The argument for unbanning Time Spiral isn’t that, like Mind Over Matter, it won’t see any play. Mind Over Matter was unbanned and I don’t think it’s seen a moment of competitive play since. It’s true that Dream Halls was unbanned and actually won a major European tournament, but it’s mostly a joke deck in the U.S. Its legality is just proof that ‘interesting things’ can happen in Legacy, but it’s nothing to fear. It’s an option for people who like to play with cool toys.

Time Spiral is a card that I believe would be good for Legacy. The truth is that there is no serious Storm combo deck in American Legacy. I realize that Belcher combo gets a lot of attention in the U.S., but how often has it made Top 8 at an SCG Open? Once? Twice? And I realize that a few Ad Nauseam decks made Top 8 at the last GP, but Ad Nauseam decks are very poor performers in the U.S. SCG Opens, especially relative to their presence in the field.

Time Spiral would offer another option for Legacy Storm that isn’t reliant on Ad Nauseam, or jank like Doomsday or Diminishing Returns. Time Spiral and Ad Nauseam can’t be played in the same deck for obvious reasons.

Time Spiral is a genuine storm engine, but it doesn’t raise the concerns that make Storm a problem. Specifically, Time Spiral is slow. At six mana, it’s not a spell that is going to be cast on turn 1 or turn 2, or even on turn 3 (barring a god draw). That’s why Time Spiral is okay to unban.

To even cast Time Spiral, you have to generate 6 mana. With High Tide, you are looking at turn 3 at the earliest, and you’ll require something else besides, such as a Cloud of Faeries to generate the sixth mana. You could do it with Dark Rituals, but then you won’t get the full benefit of the untap, and find yourself pressured in trying to combo out post-Time Spiral.

For that reason, realistically, we are looking at turn 4 before this card is going to be cast. Consider old High Tide decks:

Extended High Tide
Kai Budde

16 Island
4 Thawing Glaciers
3 Volcanic Island
4 High Tide
3 Frantic Search
4 Time Spiral
3 Turnabout
1 Palinchron
3 Stroke of Genius
2 Arcane Denial
1 Brainstorm
4 Counterspell
4 Force of Will
4 Impulse
3 Merchant Scroll
1 Mystical Tutor

Frantic Search is banned in Legacy, so that would make this deck even slower. Reset can’t be used with Time Spiral, since Time Spiral is a sorcery.

The natural home for Time Spiral would be Spring Tide:
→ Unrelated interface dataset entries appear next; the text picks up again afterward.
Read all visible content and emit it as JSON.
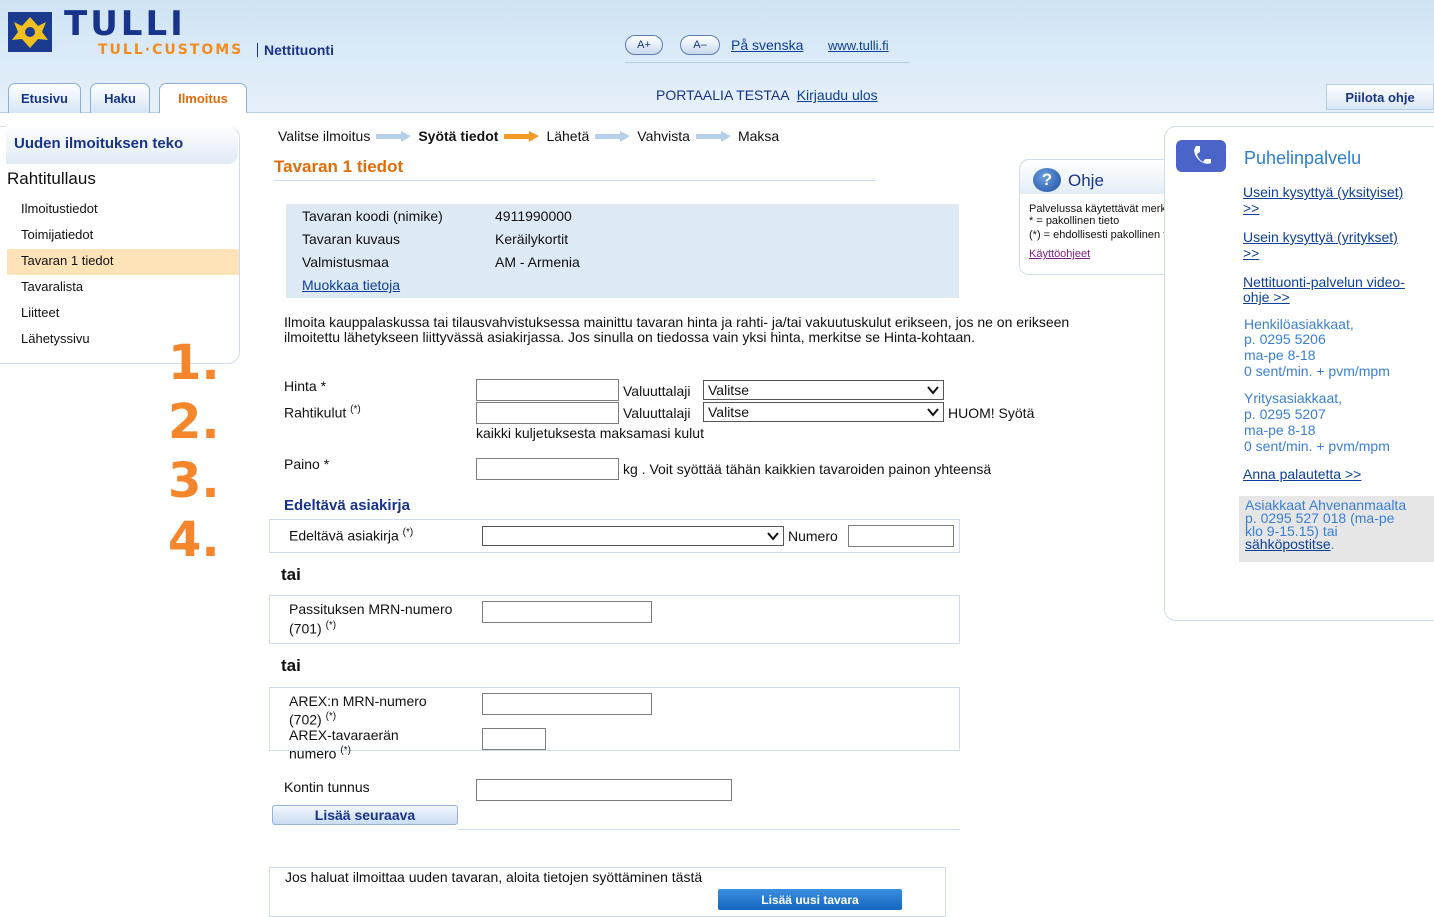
{
  "header": {
    "logo": "TULLI",
    "logo_sub": "TULL·CUSTOMS",
    "service_name": "Nettituonti",
    "font_bigger": "A+",
    "font_smaller": "A–",
    "lang_swedish": "På svenska",
    "site_link": "www.tulli.fi",
    "user_status": "PORTAALIA TESTAA",
    "logout": "Kirjaudu ulos",
    "hide_help": "Piilota ohje"
  },
  "tabs": [
    {
      "label": "Etusivu",
      "active": false
    },
    {
      "label": "Haku",
      "active": false
    },
    {
      "label": "Ilmoitus",
      "active": true
    }
  ],
  "sidebar": {
    "title": "Uuden ilmoituksen teko",
    "section": "Rahtitullaus",
    "items": [
      {
        "label": "Ilmoitustiedot",
        "active": false
      },
      {
        "label": "Toimijatiedot",
        "active": false
      },
      {
        "label": "Tavaran 1 tiedot",
        "active": true
      },
      {
        "label": "Tavaralista",
        "active": false
      },
      {
        "label": "Liitteet",
        "active": false
      },
      {
        "label": "Lähetyssivu",
        "active": false
      }
    ]
  },
  "annotations": [
    "1.",
    "2.",
    "3.",
    "4."
  ],
  "steps": [
    "Valitse ilmoitus",
    "Syötä tiedot",
    "Lähetä",
    "Vahvista",
    "Maksa"
  ],
  "page_title": "Tavaran 1 tiedot",
  "goods_info": [
    {
      "label": "Tavaran koodi (nimike)",
      "value": "4911990000"
    },
    {
      "label": "Tavaran kuvaus",
      "value": "Keräilykortit"
    },
    {
      "label": "Valmistusmaa",
      "value": "AM - Armenia"
    }
  ],
  "edit_link": "Muokkaa tietoja",
  "price_instructions": "Ilmoita kauppalaskussa tai tilausvahvistuksessa mainittu tavaran hinta ja rahti- ja/tai vakuutuskulut erikseen, jos ne on erikseen ilmoitettu lähetykseen liittyvässä asiakirjassa.  Jos sinulla on tiedossa vain yksi hinta, merkitse se Hinta-kohtaan.",
  "form": {
    "price_label": "Hinta *",
    "freight_label": "Rahtikulut",
    "conditional_mark": "(*)",
    "currency_label": "Valuuttalaji",
    "currency_placeholder": "Valitse",
    "freight_note": "HUOM! Syötä",
    "freight_note_2": "kaikki kuljetuksesta maksamasi kulut",
    "weight_label": "Paino *",
    "weight_note": "kg . Voit syöttää tähän kaikkien tavaroiden painon yhteensä",
    "prev_doc_heading": "Edeltävä asiakirja",
    "prev_doc_label": "Edeltävä asiakirja",
    "number_label": "Numero",
    "or": "tai",
    "transit_mrn_label": "Passituksen MRN-numero",
    "transit_mrn_label_2": "(701)",
    "arex_mrn_label": "AREX:n MRN-numero",
    "arex_mrn_label_2": "(702)",
    "arex_item_label": "AREX-tavaraerän",
    "arex_item_label_2": "numero",
    "container_label": "Kontin tunnus",
    "add_next": "Lisää seuraava"
  },
  "new_goods": {
    "text": "Jos haluat ilmoittaa uuden tavaran, aloita tietojen syöttäminen tästä",
    "button": "Lisää uusi tavara"
  },
  "help": {
    "title": "Ohje",
    "line1": "Palvelussa käytettävät merkinnät:",
    "line2": "* = pakollinen tieto",
    "line3": "(*) = ehdollisesti pakollinen tieto",
    "manual_link": "Käyttöohjeet"
  },
  "right_panel": {
    "title": "Puhelinpalvelu",
    "faq_private": "Usein kysyttyä (yksityiset)",
    "faq_business": "Usein kysyttyä (yritykset)",
    "more": ">>",
    "video_1": "Nettituonti-palvelun video-",
    "video_2": "ohje >>",
    "private_1": "Henkilöasiakkaat,",
    "private_2": "p. 0295 5206",
    "private_3": "ma-pe 8-18",
    "private_4": "0 sent/min. + pvm/mpm",
    "business_1": "Yritysasiakkaat,",
    "business_2": "p. 0295 5207",
    "business_3": "ma-pe 8-18",
    "business_4": "0 sent/min. + pvm/mpm",
    "feedback": "Anna palautetta >>",
    "aland_1": "Asiakkaat Ahvenanmaalta",
    "aland_2": "p. 0295 527 018 (ma-pe",
    "aland_3": "klo 9-15.15) tai",
    "aland_link": "sähköpostitse",
    "aland_end": "."
  },
  "colors": {
    "brand_blue": "#17348a",
    "accent_orange": "#e06d0a",
    "annotation_orange": "#f5862b",
    "link_blue": "#0d3f9a",
    "info_bg": "#dde9f5",
    "active_item_bg": "#fde3b7"
  }
}
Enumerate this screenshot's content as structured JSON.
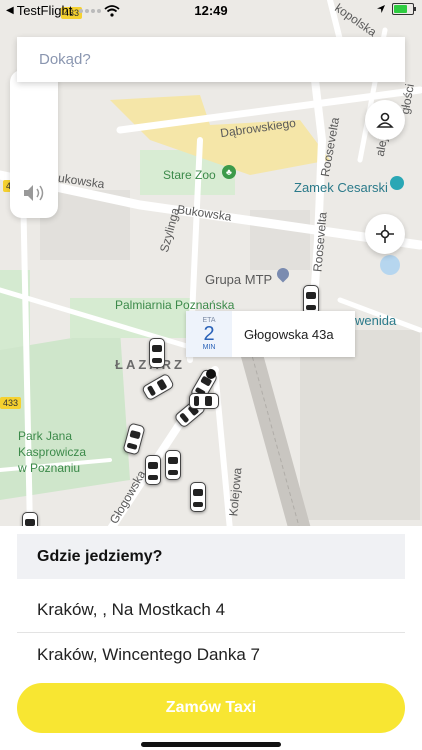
{
  "status_bar": {
    "back_app": "TestFlight",
    "time": "12:49",
    "battery_level": 0.8,
    "battery_color": "#2ecc40"
  },
  "search": {
    "placeholder": "Dokąd?"
  },
  "map": {
    "labels": {
      "stare_zoo": "Stare Zoo",
      "zamek": "Zamek Cesarski",
      "grupa_mtp": "Grupa MTP",
      "palmiarnia": "Palmiarnia Poznańska",
      "lazarz": "ŁAZARZ",
      "park": "Park Jana\nKasprowicza\nw Poznaniu",
      "wenida": "wenida"
    },
    "streets": {
      "dabrowskiego": "Dąbrowskiego",
      "bukowska_1": "ukowska",
      "bukowska_2": "Bukowska",
      "roosevelta_1": "Roosevelta",
      "roosevelta_2": "Roosevelta",
      "szylinga": "Szylinga",
      "glogowska": "Głogowska",
      "kolejowa": "Kolejowa",
      "kopolska": "kopolska",
      "alej": "alej",
      "glosci": "głości"
    },
    "road_shields": [
      "433",
      "43",
      "433"
    ],
    "pickup": {
      "eta_label": "ETA",
      "eta_value": "2",
      "eta_unit": "MIN",
      "address": "Głogowska 43a"
    }
  },
  "sheet": {
    "title": "Gdzie jedziemy?",
    "recent": [
      "Kraków, , Na Mostkach 4",
      "Kraków, Wincentego Danka 7"
    ],
    "order_button": "Zamów Taxi",
    "accent": "#f8e632"
  }
}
I could imagine a slightly faster variant with Bubbling Muck and Dark Rituals, but I’m not sure it would be any stronger or more consistent, just another trade off of speed/consistency. Legacy is so dominated by tempo decks, it would be fun to see cards like Time Spiral and Land Tax unbanned to provide genuine alternative options, albeit weaker, to the standard aggro-control or aggro-tempo decks that are so common.

I’ve presented the case for unbanning six cards: a card of each color and an artifact. You be the judge. Either way, speak up in the forums and let Aaron know what you think.

Until next time…

Stephen Menendian